• **What you have to do**
Return the full set of entries precisely. Do not carry over any pictures.

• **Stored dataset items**
• • • •
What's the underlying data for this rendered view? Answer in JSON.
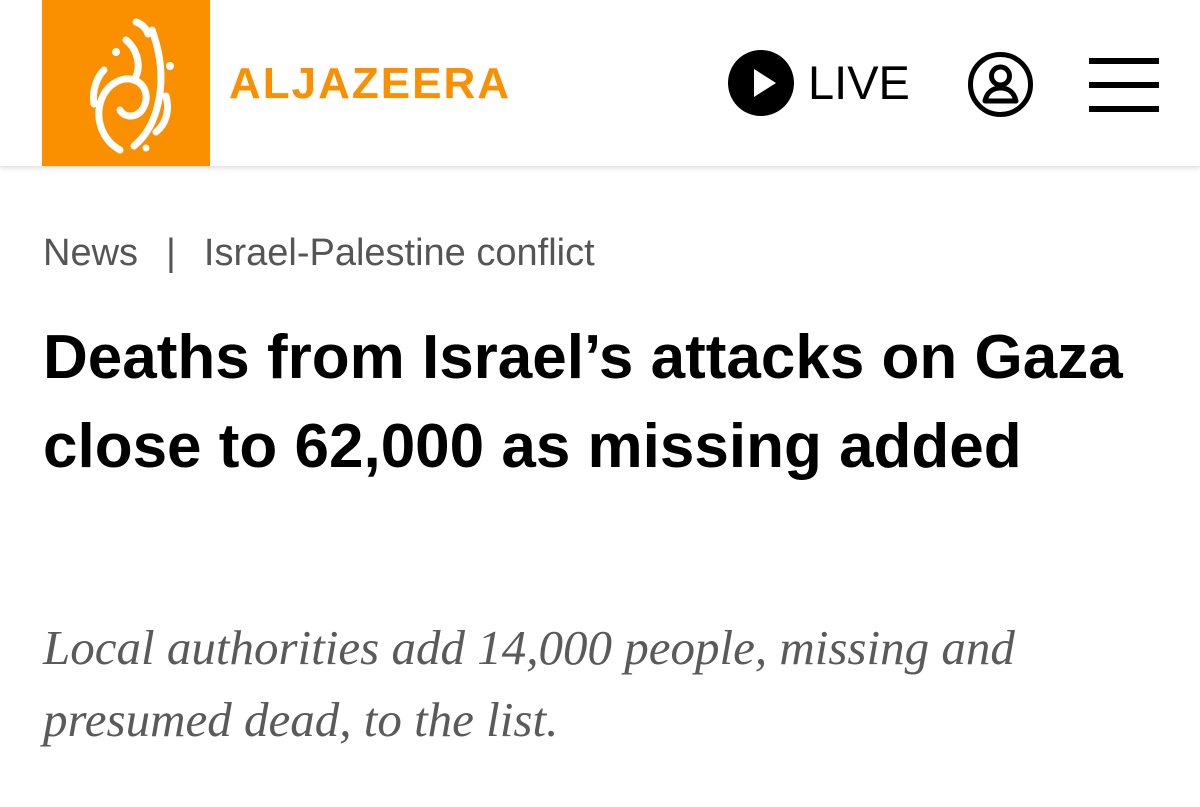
{
  "header": {
    "brand_name": "ALJAZEERA",
    "logo_icon": "al-jazeera-calligraphy-logo",
    "live_label": "LIVE",
    "live_icon": "play-circle-icon",
    "account_icon": "user-circle-icon",
    "menu_icon": "hamburger-menu-icon"
  },
  "breadcrumb": {
    "items": [
      "News",
      "Israel-Palestine conflict"
    ],
    "separator": "|"
  },
  "article": {
    "headline": "Deaths from Israel’s attacks on Gaza close to 62,000 as missing added",
    "subheadline": "Local authorities add 14,000 people, missing and presumed dead, to the list."
  },
  "colors": {
    "brand_orange": "#fa9000",
    "text_primary": "#000000",
    "text_secondary": "#555555"
  }
}
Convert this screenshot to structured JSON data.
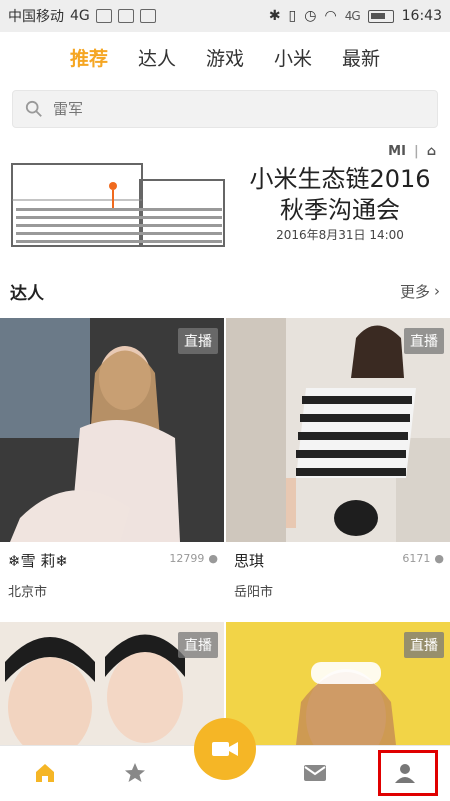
{
  "status": {
    "carrier": "中国移动",
    "network": "4G",
    "time": "16:43",
    "signal_label": "4G"
  },
  "tabs": [
    {
      "label": "推荐",
      "active": true
    },
    {
      "label": "达人",
      "active": false
    },
    {
      "label": "游戏",
      "active": false
    },
    {
      "label": "小米",
      "active": false
    },
    {
      "label": "最新",
      "active": false
    }
  ],
  "search": {
    "placeholder": "雷军"
  },
  "banner": {
    "brand": "MI",
    "title_line1": "小米生态链2016",
    "title_line2": "秋季沟通会",
    "date": "2016年8月31日 14:00"
  },
  "section": {
    "title": "达人",
    "more": "更多"
  },
  "cards": [
    {
      "name": "❄雪  莉❄",
      "views": "12799",
      "city": "北京市",
      "live": "直播"
    },
    {
      "name": "思琪",
      "views": "6171",
      "city": "岳阳市",
      "live": "直播"
    },
    {
      "name": "",
      "views": "",
      "city": "",
      "live": "直播"
    },
    {
      "name": "",
      "views": "",
      "city": "",
      "live": "直播"
    }
  ],
  "nav": [
    "home-icon",
    "star-icon",
    "video-icon",
    "mail-icon",
    "profile-icon"
  ],
  "colors": {
    "accent": "#f5a623",
    "highlight_box": "#e00000"
  }
}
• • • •
• **Expected output**
What's the underlying data for this rendered view? Answer in JSON.
{
  "header": {
    "brand_name": "ALJAZEERA",
    "logo_icon": "al-jazeera-calligraphy-logo",
    "live_label": "LIVE",
    "live_icon": "play-circle-icon",
    "account_icon": "user-circle-icon",
    "menu_icon": "hamburger-menu-icon"
  },
  "breadcrumb": {
    "items": [
      "News",
      "Israel-Palestine conflict"
    ],
    "separator": "|"
  },
  "article": {
    "headline": "Deaths from Israel’s attacks on Gaza close to 62,000 as missing added",
    "subheadline": "Local authorities add 14,000 people, missing and presumed dead, to the list."
  },
  "colors": {
    "brand_orange": "#fa9000",
    "text_primary": "#000000",
    "text_secondary": "#555555"
  }
}
Convert this screenshot to structured JSON data.
{
  "status": {
    "carrier": "中国移动",
    "network": "4G",
    "time": "16:43",
    "signal_label": "4G"
  },
  "tabs": [
    {
      "label": "推荐",
      "active": true
    },
    {
      "label": "达人",
      "active": false
    },
    {
      "label": "游戏",
      "active": false
    },
    {
      "label": "小米",
      "active": false
    },
    {
      "label": "最新",
      "active": false
    }
  ],
  "search": {
    "placeholder": "雷军"
  },
  "banner": {
    "brand": "MI",
    "title_line1": "小米生态链2016",
    "title_line2": "秋季沟通会",
    "date": "2016年8月31日 14:00"
  },
  "section": {
    "title": "达人",
    "more": "更多"
  },
  "cards": [
    {
      "name": "❄雪  莉❄",
      "views": "12799",
      "city": "北京市",
      "live": "直播"
    },
    {
      "name": "思琪",
      "views": "6171",
      "city": "岳阳市",
      "live": "直播"
    },
    {
      "name": "",
      "views": "",
      "city": "",
      "live": "直播"
    },
    {
      "name": "",
      "views": "",
      "city": "",
      "live": "直播"
    }
  ],
  "nav": [
    "home-icon",
    "star-icon",
    "video-icon",
    "mail-icon",
    "profile-icon"
  ],
  "colors": {
    "accent": "#f5a623",
    "highlight_box": "#e00000"
  }
}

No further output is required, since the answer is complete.